_Your task_
I would like each line of the data that holds the word "year" copied out.

_Record set_
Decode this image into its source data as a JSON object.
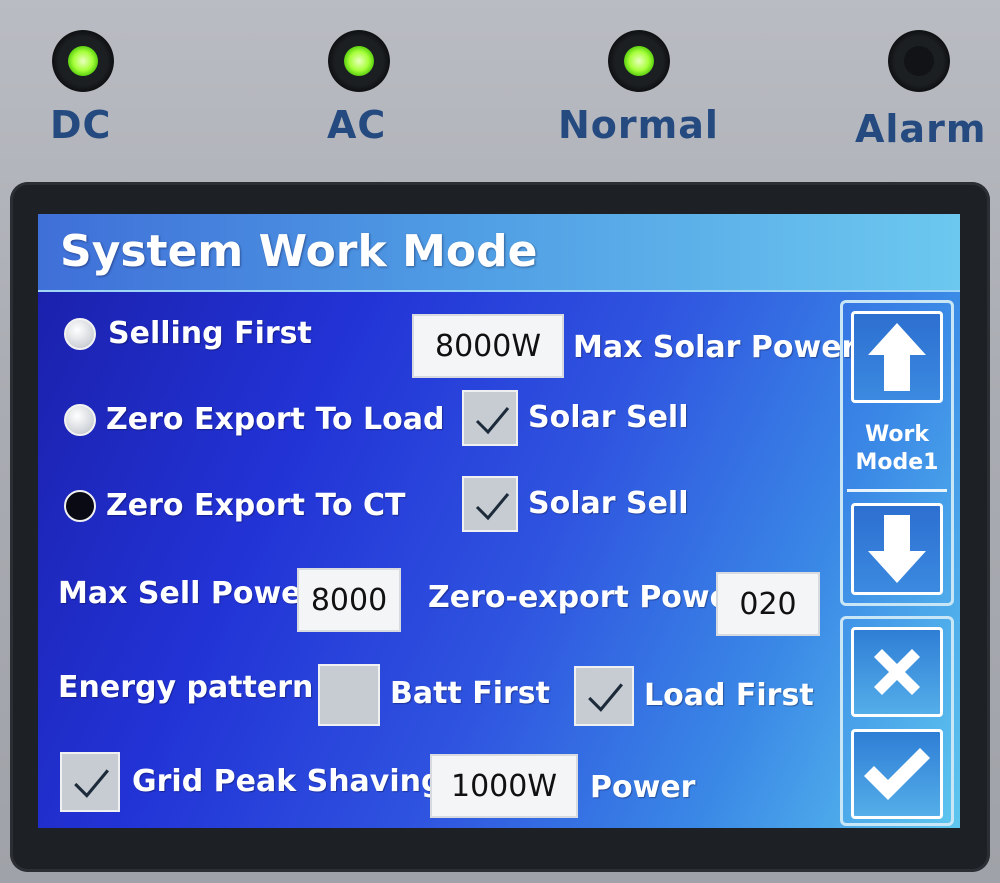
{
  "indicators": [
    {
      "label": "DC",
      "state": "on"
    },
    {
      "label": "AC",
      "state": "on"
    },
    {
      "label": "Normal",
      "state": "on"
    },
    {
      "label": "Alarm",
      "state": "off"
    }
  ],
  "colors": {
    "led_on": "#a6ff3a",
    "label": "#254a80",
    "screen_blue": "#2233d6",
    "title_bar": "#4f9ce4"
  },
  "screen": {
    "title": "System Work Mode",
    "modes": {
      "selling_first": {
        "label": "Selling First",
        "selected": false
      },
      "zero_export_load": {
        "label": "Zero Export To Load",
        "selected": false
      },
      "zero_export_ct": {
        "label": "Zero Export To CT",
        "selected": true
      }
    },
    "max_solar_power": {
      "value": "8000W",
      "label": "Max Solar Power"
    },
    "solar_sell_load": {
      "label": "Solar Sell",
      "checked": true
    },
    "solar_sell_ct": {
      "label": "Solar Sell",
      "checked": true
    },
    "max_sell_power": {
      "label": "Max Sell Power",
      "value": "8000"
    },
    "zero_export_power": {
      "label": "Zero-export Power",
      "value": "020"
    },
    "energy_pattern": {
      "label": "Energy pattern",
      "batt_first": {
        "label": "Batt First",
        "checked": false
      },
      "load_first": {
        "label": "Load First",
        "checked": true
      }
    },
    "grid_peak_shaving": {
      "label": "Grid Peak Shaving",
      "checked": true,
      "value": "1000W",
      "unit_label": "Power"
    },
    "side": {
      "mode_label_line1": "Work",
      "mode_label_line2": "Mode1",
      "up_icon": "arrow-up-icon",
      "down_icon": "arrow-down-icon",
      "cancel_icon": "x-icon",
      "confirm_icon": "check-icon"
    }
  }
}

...

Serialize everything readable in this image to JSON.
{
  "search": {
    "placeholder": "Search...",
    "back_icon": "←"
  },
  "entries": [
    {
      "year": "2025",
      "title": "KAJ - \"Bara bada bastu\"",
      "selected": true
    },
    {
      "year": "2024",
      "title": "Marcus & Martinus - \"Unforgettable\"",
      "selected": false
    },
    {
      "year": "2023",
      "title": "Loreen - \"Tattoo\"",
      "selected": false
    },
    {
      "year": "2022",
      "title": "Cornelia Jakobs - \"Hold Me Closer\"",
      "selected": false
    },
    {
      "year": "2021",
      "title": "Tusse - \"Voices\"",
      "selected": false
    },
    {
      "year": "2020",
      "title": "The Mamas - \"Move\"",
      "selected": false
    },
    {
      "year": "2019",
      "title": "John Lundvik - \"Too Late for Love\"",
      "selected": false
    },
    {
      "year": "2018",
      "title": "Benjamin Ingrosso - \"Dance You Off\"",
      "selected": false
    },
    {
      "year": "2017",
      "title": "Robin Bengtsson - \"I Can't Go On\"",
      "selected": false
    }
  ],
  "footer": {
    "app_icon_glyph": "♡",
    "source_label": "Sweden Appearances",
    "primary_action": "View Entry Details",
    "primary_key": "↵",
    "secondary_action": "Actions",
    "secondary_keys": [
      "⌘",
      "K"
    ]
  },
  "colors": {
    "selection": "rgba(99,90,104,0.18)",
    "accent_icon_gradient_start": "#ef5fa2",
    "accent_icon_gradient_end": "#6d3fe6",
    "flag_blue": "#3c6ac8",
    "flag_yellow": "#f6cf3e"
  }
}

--

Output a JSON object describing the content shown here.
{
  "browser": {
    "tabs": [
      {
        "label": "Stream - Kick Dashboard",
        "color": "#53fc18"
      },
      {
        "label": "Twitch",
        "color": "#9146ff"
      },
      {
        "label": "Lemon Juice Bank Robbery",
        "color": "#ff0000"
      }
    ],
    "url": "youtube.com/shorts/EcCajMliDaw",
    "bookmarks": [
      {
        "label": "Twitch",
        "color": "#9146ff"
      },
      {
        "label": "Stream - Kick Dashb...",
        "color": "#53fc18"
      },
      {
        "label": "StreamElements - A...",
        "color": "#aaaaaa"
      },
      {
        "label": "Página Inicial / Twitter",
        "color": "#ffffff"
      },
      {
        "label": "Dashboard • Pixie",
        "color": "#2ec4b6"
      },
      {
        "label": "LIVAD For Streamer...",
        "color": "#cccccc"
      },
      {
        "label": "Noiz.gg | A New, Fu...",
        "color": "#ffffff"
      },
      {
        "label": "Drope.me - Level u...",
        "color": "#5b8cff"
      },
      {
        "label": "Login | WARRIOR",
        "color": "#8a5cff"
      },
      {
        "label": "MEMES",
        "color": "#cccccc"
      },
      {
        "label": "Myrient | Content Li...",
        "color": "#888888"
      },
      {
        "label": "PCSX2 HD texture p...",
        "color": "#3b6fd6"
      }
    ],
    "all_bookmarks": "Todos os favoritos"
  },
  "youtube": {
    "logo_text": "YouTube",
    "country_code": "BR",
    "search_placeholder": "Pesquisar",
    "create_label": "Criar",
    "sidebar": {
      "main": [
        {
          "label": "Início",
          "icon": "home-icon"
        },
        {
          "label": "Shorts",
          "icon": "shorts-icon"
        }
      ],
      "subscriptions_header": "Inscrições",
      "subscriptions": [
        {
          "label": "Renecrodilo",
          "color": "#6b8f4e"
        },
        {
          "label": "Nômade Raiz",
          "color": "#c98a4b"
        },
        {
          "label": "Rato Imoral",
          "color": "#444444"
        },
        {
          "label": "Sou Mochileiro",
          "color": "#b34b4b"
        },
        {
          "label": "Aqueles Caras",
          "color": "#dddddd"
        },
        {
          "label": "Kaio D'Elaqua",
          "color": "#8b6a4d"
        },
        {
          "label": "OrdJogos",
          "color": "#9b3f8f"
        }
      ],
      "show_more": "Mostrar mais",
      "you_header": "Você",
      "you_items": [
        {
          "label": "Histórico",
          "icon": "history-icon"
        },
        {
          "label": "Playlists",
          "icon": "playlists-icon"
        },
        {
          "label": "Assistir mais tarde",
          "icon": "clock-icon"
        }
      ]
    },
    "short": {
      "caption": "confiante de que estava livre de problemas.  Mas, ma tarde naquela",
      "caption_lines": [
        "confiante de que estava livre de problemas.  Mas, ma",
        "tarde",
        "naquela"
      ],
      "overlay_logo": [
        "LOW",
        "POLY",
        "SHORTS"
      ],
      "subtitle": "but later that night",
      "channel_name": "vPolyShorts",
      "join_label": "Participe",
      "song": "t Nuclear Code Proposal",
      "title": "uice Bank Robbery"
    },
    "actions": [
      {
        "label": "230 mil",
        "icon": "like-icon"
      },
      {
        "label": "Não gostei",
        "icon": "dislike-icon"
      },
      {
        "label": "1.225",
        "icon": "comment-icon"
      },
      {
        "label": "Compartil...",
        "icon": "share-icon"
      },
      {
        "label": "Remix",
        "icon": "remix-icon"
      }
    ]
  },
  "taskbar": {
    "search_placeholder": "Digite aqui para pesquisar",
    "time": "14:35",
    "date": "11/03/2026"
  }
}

_Output for this task_
      "year": "2025",
      "year": "2024",
      "year": "2023",
      "year": "2022",
      "year": "2021",
      "year": "2020",
      "year": "2019",
      "year": "2018",
      "year": "2017",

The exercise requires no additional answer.